(Stored data entries)
=== Begin Enclosure ===

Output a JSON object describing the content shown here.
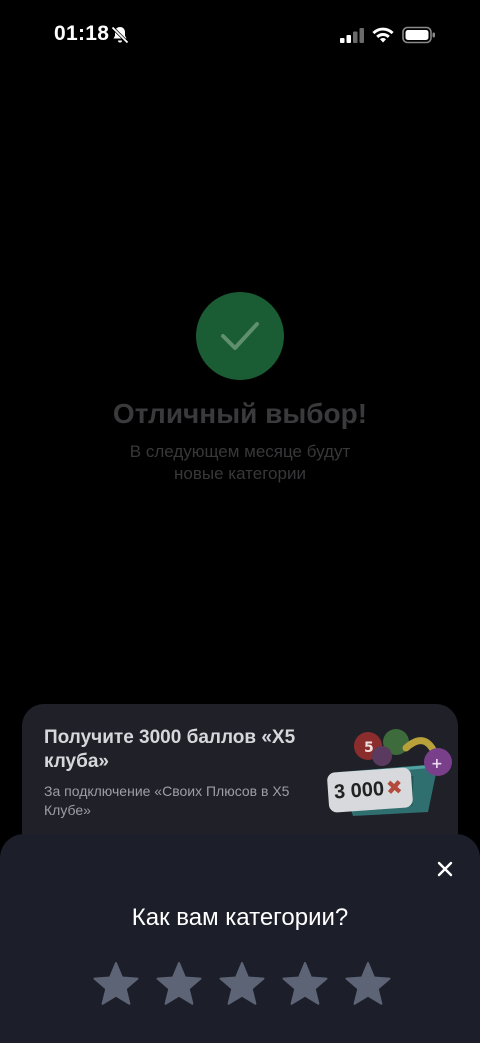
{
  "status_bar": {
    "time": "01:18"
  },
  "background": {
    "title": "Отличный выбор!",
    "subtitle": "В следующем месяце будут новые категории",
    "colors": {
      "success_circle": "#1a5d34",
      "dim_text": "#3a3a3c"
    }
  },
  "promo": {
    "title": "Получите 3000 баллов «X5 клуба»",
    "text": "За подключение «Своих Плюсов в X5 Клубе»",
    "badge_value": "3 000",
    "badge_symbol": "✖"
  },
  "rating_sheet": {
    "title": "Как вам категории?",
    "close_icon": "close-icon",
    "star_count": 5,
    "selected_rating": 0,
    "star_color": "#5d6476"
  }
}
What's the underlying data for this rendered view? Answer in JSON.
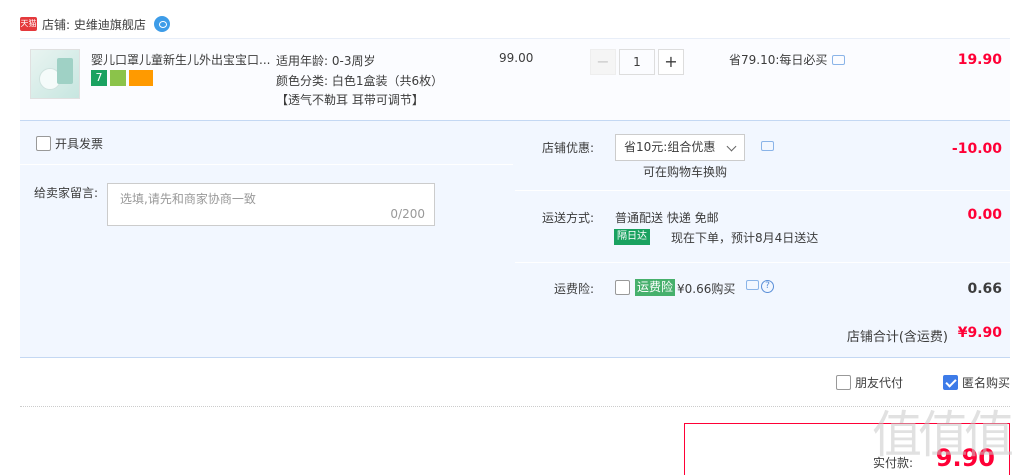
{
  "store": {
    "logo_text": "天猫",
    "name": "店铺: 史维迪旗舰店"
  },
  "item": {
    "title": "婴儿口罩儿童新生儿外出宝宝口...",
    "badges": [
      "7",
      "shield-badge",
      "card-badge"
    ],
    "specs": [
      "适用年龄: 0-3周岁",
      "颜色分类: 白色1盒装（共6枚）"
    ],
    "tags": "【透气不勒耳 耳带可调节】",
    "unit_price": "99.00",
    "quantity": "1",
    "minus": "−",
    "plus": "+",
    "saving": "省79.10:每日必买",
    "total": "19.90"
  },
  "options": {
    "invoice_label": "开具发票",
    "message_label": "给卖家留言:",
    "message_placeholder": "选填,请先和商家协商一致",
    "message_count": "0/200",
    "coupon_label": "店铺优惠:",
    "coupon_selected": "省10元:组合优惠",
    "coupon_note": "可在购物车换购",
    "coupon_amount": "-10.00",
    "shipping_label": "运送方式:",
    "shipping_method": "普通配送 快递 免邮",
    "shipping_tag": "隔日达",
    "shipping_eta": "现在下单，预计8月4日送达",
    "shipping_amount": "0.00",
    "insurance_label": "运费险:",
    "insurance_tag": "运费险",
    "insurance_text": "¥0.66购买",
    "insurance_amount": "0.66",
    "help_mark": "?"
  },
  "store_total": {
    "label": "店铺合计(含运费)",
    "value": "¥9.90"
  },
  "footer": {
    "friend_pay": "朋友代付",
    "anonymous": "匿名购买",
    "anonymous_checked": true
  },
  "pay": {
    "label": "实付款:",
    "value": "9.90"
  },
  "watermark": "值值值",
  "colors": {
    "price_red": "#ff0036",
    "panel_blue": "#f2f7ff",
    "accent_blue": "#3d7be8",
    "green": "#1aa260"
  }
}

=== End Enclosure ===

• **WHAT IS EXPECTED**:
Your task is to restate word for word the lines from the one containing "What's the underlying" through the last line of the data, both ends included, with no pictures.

• **RESPONSE TO THE EXERCISE**:
What's the underlying data for this rendered view? Answer in JSON.
{
  "store": {
    "logo_text": "天猫",
    "name": "店铺: 史维迪旗舰店"
  },
  "item": {
    "title": "婴儿口罩儿童新生儿外出宝宝口...",
    "badges": [
      "7",
      "shield-badge",
      "card-badge"
    ],
    "specs": [
      "适用年龄: 0-3周岁",
      "颜色分类: 白色1盒装（共6枚）"
    ],
    "tags": "【透气不勒耳 耳带可调节】",
    "unit_price": "99.00",
    "quantity": "1",
    "minus": "−",
    "plus": "+",
    "saving": "省79.10:每日必买",
    "total": "19.90"
  },
  "options": {
    "invoice_label": "开具发票",
    "message_label": "给卖家留言:",
    "message_placeholder": "选填,请先和商家协商一致",
    "message_count": "0/200",
    "coupon_label": "店铺优惠:",
    "coupon_selected": "省10元:组合优惠",
    "coupon_note": "可在购物车换购",
    "coupon_amount": "-10.00",
    "shipping_label": "运送方式:",
    "shipping_method": "普通配送 快递 免邮",
    "shipping_tag": "隔日达",
    "shipping_eta": "现在下单，预计8月4日送达",
    "shipping_amount": "0.00",
    "insurance_label": "运费险:",
    "insurance_tag": "运费险",
    "insurance_text": "¥0.66购买",
    "insurance_amount": "0.66",
    "help_mark": "?"
  },
  "store_total": {
    "label": "店铺合计(含运费)",
    "value": "¥9.90"
  },
  "footer": {
    "friend_pay": "朋友代付",
    "anonymous": "匿名购买",
    "anonymous_checked": true
  },
  "pay": {
    "label": "实付款:",
    "value": "9.90"
  },
  "watermark": "值值值",
  "colors": {
    "price_red": "#ff0036",
    "panel_blue": "#f2f7ff",
    "accent_blue": "#3d7be8",
    "green": "#1aa260"
  }
}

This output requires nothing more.